OHSU

OHSU surgeons first in Oregon to perform dual console robotic surgery

08/25/10  Portland, Ore.

Doctors at workTom Gregory, MD, Associate Professor, Department of Obstetrics and Gynecology, was the attending surgeon in Oregon’s first dual console robotic surgery in July. Using two Da Vinci Si Surgical System consoles, Dr. Gregory and his assistant surgeon, Miguel Trujillo, MD, a house officer in his department, performed a successful hysterectomy with sacrocolpopexy for a woman bothered by pelvic organ prolapse. 

“For urogynecology, it’s been a quantum leap for patients,” said Dr. Gregory. “Patients were typically going home in three to four days after a major abdominal incision, and now they’re going home in 24 to 30 hours.”

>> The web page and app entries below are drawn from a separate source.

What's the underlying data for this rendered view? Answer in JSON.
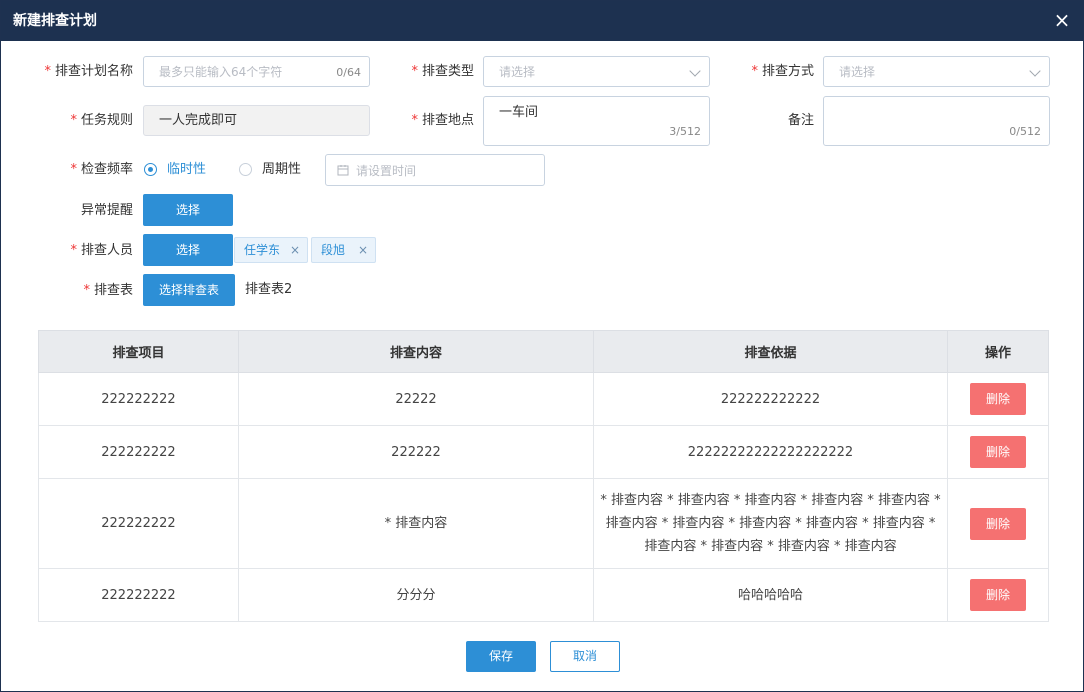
{
  "dialog": {
    "title": "新建排查计划",
    "close_symbol": "×"
  },
  "form": {
    "plan_name": {
      "label": "排查计划名称",
      "placeholder": "最多只能输入64个字符",
      "counter": "0/64"
    },
    "check_type": {
      "label": "排查类型",
      "placeholder": "请选择"
    },
    "check_method": {
      "label": "排查方式",
      "placeholder": "请选择"
    },
    "task_rule": {
      "label": "任务规则",
      "value": "一人完成即可"
    },
    "location": {
      "label": "排查地点",
      "value": "一车间",
      "counter": "3/512"
    },
    "remark": {
      "label": "备注",
      "counter": "0/512"
    },
    "frequency": {
      "label": "检查频率",
      "options": [
        {
          "label": "临时性",
          "selected": true
        },
        {
          "label": "周期性",
          "selected": false
        }
      ],
      "time_placeholder": "请设置时间"
    },
    "alert": {
      "label": "异常提醒",
      "button": "选择"
    },
    "inspectors": {
      "label": "排查人员",
      "button": "选择",
      "tags": [
        "任学东",
        "段旭"
      ],
      "tag_close": "×"
    },
    "check_table": {
      "label": "排查表",
      "button": "选择排查表",
      "value": "排查表2"
    }
  },
  "table": {
    "headers": [
      "排查项目",
      "排查内容",
      "排查依据",
      "操作"
    ],
    "rows": [
      {
        "item": "222222222",
        "content": "22222",
        "basis": "222222222222",
        "action": "删除"
      },
      {
        "item": "222222222",
        "content": "222222",
        "basis": "22222222222222222222",
        "action": "删除"
      },
      {
        "item": "222222222",
        "content": "* 排查内容",
        "basis": "* 排查内容 * 排查内容 * 排查内容 * 排查内容 * 排查内容 * 排查内容 * 排查内容 * 排查内容 * 排查内容 * 排查内容 * 排查内容 * 排查内容 * 排查内容 * 排查内容",
        "action": "删除"
      },
      {
        "item": "222222222",
        "content": "分分分",
        "basis": "哈哈哈哈哈",
        "action": "删除"
      }
    ]
  },
  "footer": {
    "save": "保存",
    "cancel": "取消"
  },
  "colors": {
    "header": "#1d3150",
    "primary": "#2d8fd6",
    "danger": "#f57171",
    "required": "#e33333"
  }
}
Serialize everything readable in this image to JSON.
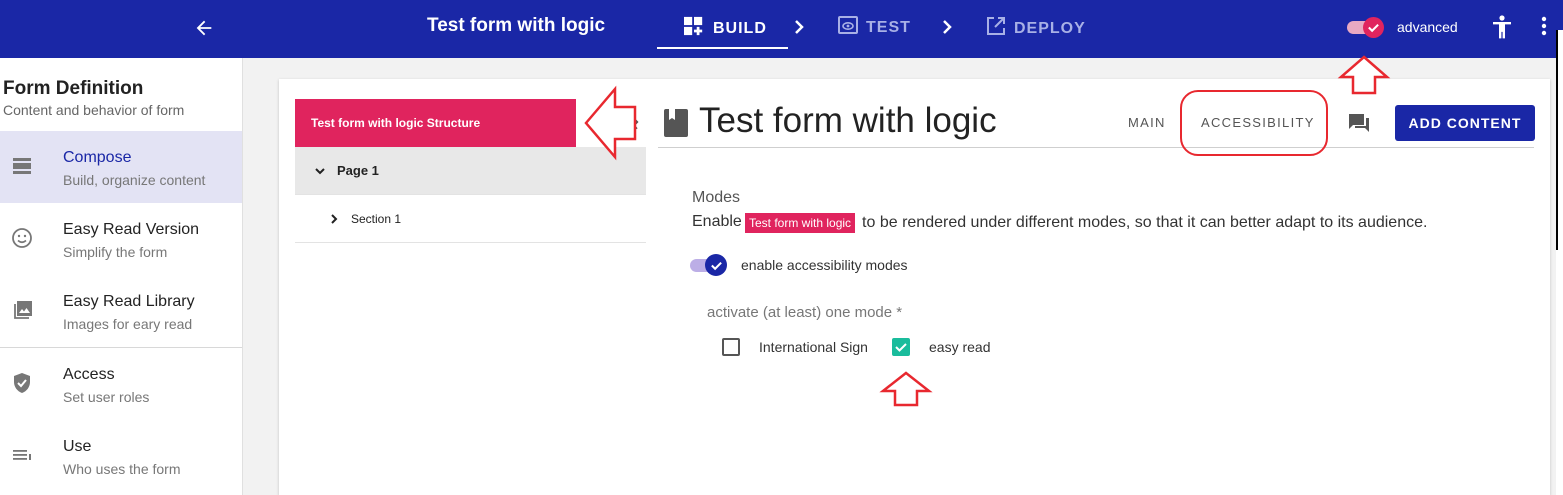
{
  "topbar": {
    "title": "Test form with logic",
    "steps": [
      {
        "label": "BUILD",
        "icon": "build-icon",
        "active": true
      },
      {
        "label": "TEST",
        "icon": "preview-icon",
        "active": false
      },
      {
        "label": "DEPLOY",
        "icon": "open-external-icon",
        "active": false
      }
    ],
    "advanced_label": "advanced",
    "advanced_on": true,
    "colors": {
      "bar": "#1a27a6",
      "accent": "#e0245e"
    }
  },
  "sidenav": {
    "title": "Form Definition",
    "subtitle": "Content and behavior of form",
    "items": [
      {
        "label": "Compose",
        "desc": "Build, organize content",
        "icon": "compose-icon",
        "active": true
      },
      {
        "label": "Easy Read Version",
        "desc": "Simplify the form",
        "icon": "smiley-icon",
        "active": false
      },
      {
        "label": "Easy Read Library",
        "desc": "Images for eary read",
        "icon": "image-library-icon",
        "active": false
      },
      {
        "label": "Access",
        "desc": "Set user roles",
        "icon": "shield-check-icon",
        "active": false
      },
      {
        "label": "Use",
        "desc": "Who uses the form",
        "icon": "list-icon",
        "active": false
      }
    ]
  },
  "tree": {
    "header": "Test form with logic Structure",
    "page": "Page 1",
    "section": "Section 1"
  },
  "form": {
    "title": "Test form with logic",
    "tabs": [
      "MAIN",
      "ACCESSIBILITY"
    ],
    "add_label": "ADD CONTENT"
  },
  "modes": {
    "heading": "Modes",
    "desc_prefix": "Enable",
    "chip": "Test form with logic",
    "desc_suffix": "to be rendered under different modes, so that it can better adapt to its audience.",
    "toggle_label": "enable accessibility modes",
    "toggle_on": true,
    "group_label": "activate (at least) one mode *",
    "options": [
      {
        "label": "International Sign",
        "checked": false
      },
      {
        "label": "easy read",
        "checked": true
      }
    ],
    "check_color": "#1abc9c"
  }
}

The difference between the surgery he performed in July and a traditional laparoscopy, said Dr. Gregory, is the improved articulation made possible by the robotic arms in the Da Vinci system. They allow a surgeon to place stitches deep in the pelvis “exactly as I would in an open procedure.”

Another technological difference in the system OHSU uses is the stereoscopic vision afforded by a scope for each eye – essentially mimicking the difference between seeing a movie and seeing a 3-D movie.

The use of a dual console has positive implications for training residents and fellows. In traditional robotic surgery, one of the surgeons is seated at the console, while the other surgeon is at the bedside. Verbal communication takes place, but if a demonstration at the console is warranted, the surgeons need may need to temporarily halt the procedure and change places. 

Now, a patient-side cart with four robotic arms is connected to the two consoles – one arm is for the camera and three arms carry out the surgeon’s movements. Sitting side-by-side, the surgeons can switch control of the robotic arms with the touch of a button.

Nursec2010_Intuitive Surgical Inc“Suddenly you’re working as a team. I can more seamlessly transition between doing the manipulations with my own hands and switching it to the other surgeon’s hands,” said Dr. Gregory. “If necessary, I can quickly and efficiently take back control and give the resident or fellow immediate feedback.”

OHSU is developing a curriculum that will meet the training requirements for Intuitive Surgical – the manufacturer of the Da Vinci system – and take advantage of the teaching environment inherent in an academic health center.

The future is wide open for robotic surgery. Technology like the Da Vinci system could potentially be designed for remote surgery to link health centers like OHSU to underserved communities. “If you have audio and visual communication,” said Dr. Gregory, “an OHSU faculty member could theoretically do surgery in eastern Oregon from right here on campus.”
 

Pictured: (Top) Drs. Gregory (left) and Trujillo during Oregon’s first dual console robotic surgery July 29; (Bottom) Intuitive Surgical’s patient-side cart with four robotic arms. ©2010 Intuitive Surgical, Inc.